Perhaps one of the biggest surprises of yesterday’s launch was that the lizard digital chassis is standard across the range. This is one of the key elements which helped smash the moose test record. It controls movement of the car on three axes -the third being vertical – along with six degrees of freedom for movement of the whole vehicle. In an illustration it shows the action on the car when cornering meaning that the car remains level with the road rather than wallowing into the outward wheel. By doing so it increases stability allowing for higher speed maneuvering such as in the moose test. This not only adds to the stability of the vehicle but also makes it more stable in the event of an emergency action. It suppresses tail flick and increases the limits of the L6 by 5-8 km/h.

Illustration showing the effect of the IM L6’s vehicle motion control system

Four-wheel steering is included as part of the setup. It means the car is very flexible giving the L6 a turning radius of just 4.99 meters. It also helps reduce the length of a parking space needed to parallel park by 11%,

Comfort is upped through gimbal control meaning it eliminates roll, and nodding under extreme braking. Safety is also greater through better high-speed emergency obstacle avoidance. The L6’s system has a 30% faster response rate than with a traditional ESP system and there is 80% less deviation.

- Advertisement -

Editor’s note:

IM Motors has received a lot of headlines through its claims about solid state batteries which has now been backtracked to semi-solid state. Notably the Lightyear edition, which features the battery, did not go on sale at yesterday’s launch and is supposedly going to be available to order in September with deliveries commencing in October. Astute readers will notice that the price of 345,900 yuan (47,800 USD) is considerably higher than the 330,000 yuan (45,600 USD) quoted with the pre-sales. Furthermore, there has been to date no MIIT approval for the sale of this version, and the car cannot be sold in China without it.

It may well be the case that the semi-solid state battery will not be launched on this timetable. The fact that already the car is more expensive than originally thought is worrying. Nio first promised a semi-solid state battery in 2022 and it will only be finally available next month. Furthermore William Li, Nio’s founder, has said publicly that the battery costs around 300,000 yuan (41,450 USD) which is why it is not actually available to purchase. That the Lightyear version of the L6 is already being quoted more expensive than before shows all may not be well with the timetable for the launch of this version.

Sources: Fast Technology, Autohome

- Advertisement -
- Advertisement -

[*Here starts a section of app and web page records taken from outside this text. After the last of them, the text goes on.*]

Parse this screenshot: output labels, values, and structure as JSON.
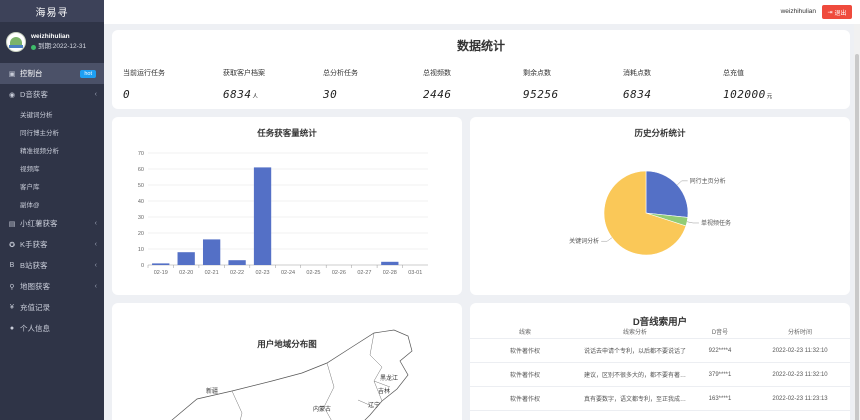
{
  "sidebar": {
    "brand": "海易寻",
    "user_name": "weizhihulian",
    "expiry": "到期:2022-12-31",
    "items": [
      {
        "label": "控制台",
        "icon": "dashboard-icon",
        "glyph": "▣",
        "active": true,
        "badge": "hot"
      },
      {
        "label": "D音获客",
        "icon": "eye-icon",
        "glyph": "◉",
        "expanded": true
      },
      {
        "label": "小红薯获客",
        "icon": "image-icon",
        "glyph": "▤"
      },
      {
        "label": "K手获客",
        "icon": "target-icon",
        "glyph": "✪"
      },
      {
        "label": "B站获客",
        "icon": "b-logo-icon",
        "glyph": "B"
      },
      {
        "label": "地图获客",
        "icon": "map-pin-icon",
        "glyph": "⚲"
      },
      {
        "label": "充值记录",
        "icon": "yen-icon",
        "glyph": "¥"
      },
      {
        "label": "个人信息",
        "icon": "user-icon",
        "glyph": "●"
      }
    ],
    "subitems": [
      "关键词分析",
      "同行博主分析",
      "精准视频分析",
      "视频库",
      "客户库",
      "副体@"
    ]
  },
  "topbar": {
    "user": "weizhihulian",
    "logout_label": "退出",
    "logout_icon": "logout-icon"
  },
  "stats": {
    "title": "数据统计",
    "items": [
      {
        "label": "当前运行任务",
        "value": "0",
        "unit": ""
      },
      {
        "label": "获取客户档案",
        "value": "6834",
        "unit": "人"
      },
      {
        "label": "总分析任务",
        "value": "30",
        "unit": ""
      },
      {
        "label": "总视频数",
        "value": "2446",
        "unit": ""
      },
      {
        "label": "剩余点数",
        "value": "95256",
        "unit": ""
      },
      {
        "label": "消耗点数",
        "value": "6834",
        "unit": ""
      },
      {
        "label": "总充值",
        "value": "102000",
        "unit": "元"
      }
    ]
  },
  "bar_panel": {
    "title": "任务获客量统计"
  },
  "pie_panel": {
    "title": "历史分析统计"
  },
  "map_panel": {
    "title": "用户地域分布图",
    "labels": [
      "新疆",
      "黑龙江",
      "吉林",
      "辽宁",
      "内蒙古"
    ]
  },
  "table_panel": {
    "title": "D音线索用户",
    "headers": [
      "线索",
      "线索分析",
      "D音号",
      "分析时间"
    ],
    "rows": [
      [
        "软件著作权",
        "说话去申请个专利，以后都不要说话了",
        "922****4",
        "2022-02-23 11:32:10"
      ],
      [
        "软件著作权",
        "建议，区别不很多大的，都不要有著…",
        "379****1",
        "2022-02-23 11:32:10"
      ],
      [
        "软件著作权",
        "真有要数字，语文都专利，至正我成…",
        "163****1",
        "2022-02-23 11:23:13"
      ]
    ]
  },
  "chart_data": [
    {
      "type": "bar",
      "title": "任务获客量统计",
      "categories": [
        "02-19",
        "02-20",
        "02-21",
        "02-22",
        "02-23",
        "02-24",
        "02-25",
        "02-26",
        "02-27",
        "02-28",
        "03-01"
      ],
      "values": [
        1,
        8,
        16,
        3,
        61,
        0,
        0,
        0,
        0,
        2,
        0
      ],
      "ylim": [
        0,
        70
      ],
      "yticks": [
        0,
        10,
        20,
        30,
        40,
        50,
        60,
        70
      ],
      "grid": true,
      "color": "#5470c6"
    },
    {
      "type": "pie",
      "title": "历史分析统计",
      "categories": [
        "同行主页分析",
        "单视频任务",
        "关键词分析"
      ],
      "values": [
        8,
        1,
        21
      ],
      "colors": [
        "#5470c6",
        "#91cc75",
        "#fac858"
      ]
    }
  ]
}
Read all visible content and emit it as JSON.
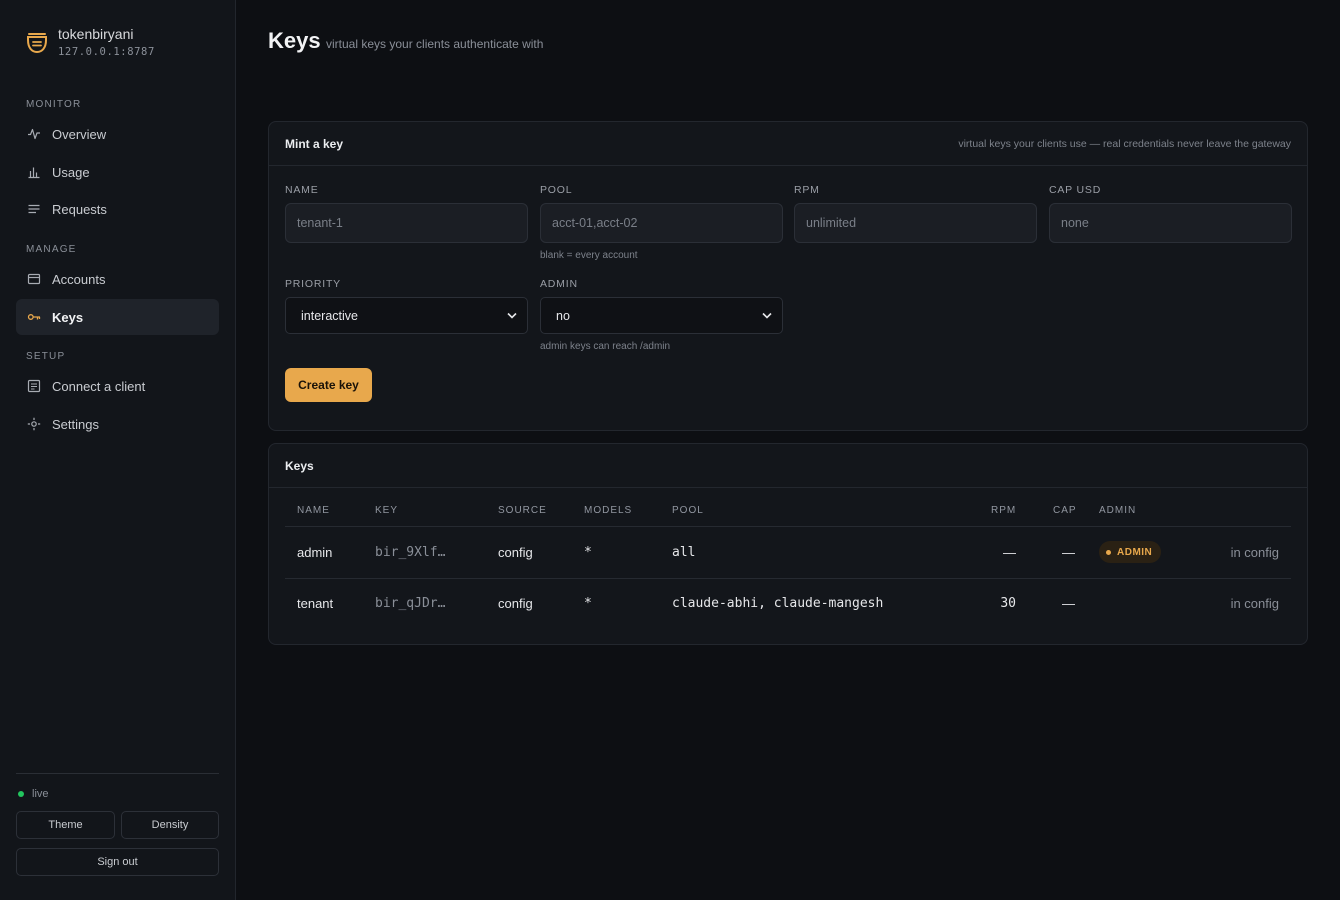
{
  "brand": {
    "name": "tokenbiryani",
    "host": "127.0.0.1:8787"
  },
  "nav": {
    "monitor_label": "MONITOR",
    "manage_label": "MANAGE",
    "setup_label": "SETUP",
    "items": [
      {
        "label": "Overview",
        "icon": "activity-icon"
      },
      {
        "label": "Usage",
        "icon": "bar-chart-icon"
      },
      {
        "label": "Requests",
        "icon": "list-icon"
      },
      {
        "label": "Accounts",
        "icon": "card-icon"
      },
      {
        "label": "Keys",
        "icon": "key-icon",
        "active": true
      },
      {
        "label": "Connect a client",
        "icon": "terminal-icon"
      },
      {
        "label": "Settings",
        "icon": "settings-icon"
      }
    ]
  },
  "footer": {
    "status": "live",
    "theme_label": "Theme",
    "density_label": "Density",
    "signout_label": "Sign out"
  },
  "page": {
    "title": "Keys",
    "subtitle": "virtual keys your clients authenticate with"
  },
  "mint": {
    "title": "Mint a key",
    "hint": "virtual keys your clients use — real credentials never leave the gateway",
    "fields": {
      "name": {
        "label": "NAME",
        "placeholder": "tenant-1"
      },
      "pool": {
        "label": "POOL",
        "placeholder": "acct-01,acct-02",
        "help": "blank = every account"
      },
      "rpm": {
        "label": "RPM",
        "placeholder": "unlimited"
      },
      "cap": {
        "label": "CAP USD",
        "placeholder": "none"
      },
      "priority": {
        "label": "PRIORITY",
        "value": "interactive"
      },
      "admin": {
        "label": "ADMIN",
        "value": "no",
        "help": "admin keys can reach /admin"
      }
    },
    "create_label": "Create key"
  },
  "keys_table": {
    "title": "Keys",
    "columns": [
      "NAME",
      "KEY",
      "SOURCE",
      "MODELS",
      "POOL",
      "RPM",
      "CAP",
      "ADMIN"
    ],
    "rows": [
      {
        "name": "admin",
        "key": "bir_9Xlf…",
        "source": "config",
        "models": "*",
        "pool": "all",
        "rpm": "—",
        "cap": "—",
        "admin": "ADMIN",
        "action": "in config"
      },
      {
        "name": "tenant",
        "key": "bir_qJDr…",
        "source": "config",
        "models": "*",
        "pool": "claude-abhi, claude-mangesh",
        "rpm": "30",
        "cap": "—",
        "admin": "",
        "action": "in config"
      }
    ]
  },
  "colors": {
    "accent": "#e8a84c",
    "live": "#22c55e",
    "background": "#0d0f13",
    "sidebar": "#12151a"
  }
}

  1. SAIC is doing the right thing by rebranding Rising Cars as MG globally. However IM future is uncertain due to dozens of premium well known brands available globally

    • Rising has a very uncertain future, there seems to be no justification for the brand’s existence. IM I would say has more point in SAIC overly bloated brand portfolio as the only one that is actually different to any of the others. IM is being taken overseas, at this point there is a question mark as to how they will branded. Many say it will be as MG but the fact that the cars were not branded as MG at Geneva plus that they don’t so easily fit into the MG portfolio as a Rising or Roewe would indicate to me that SAIC may use the IM brand or a new brand altogether, perhaps one of the old British marque names they own.

      • Rising has an all-new car in the current MIIT, a smaller crossover called RC7. SAIC hasn’t stopped trying yet…

        As for the naming, MG has always been the export brand for SAIC Motor products, even including some Maxus or Wuling cars. So I fully expect Rising to become MG in overseas markets. IM is a bit different, as it is a more stand-alone company (although it shares some tech with Rising) and it’s pretty much the only premium name they currently have. I think IM will not be re-branded overseas.

        Thanks for the IM L6 tech explanation. Seems like a nice car.


Please enter your comment!
Please enter your name here

This site uses Akismet to reduce spam. Learn how your comment data is processed.

- Advertisement -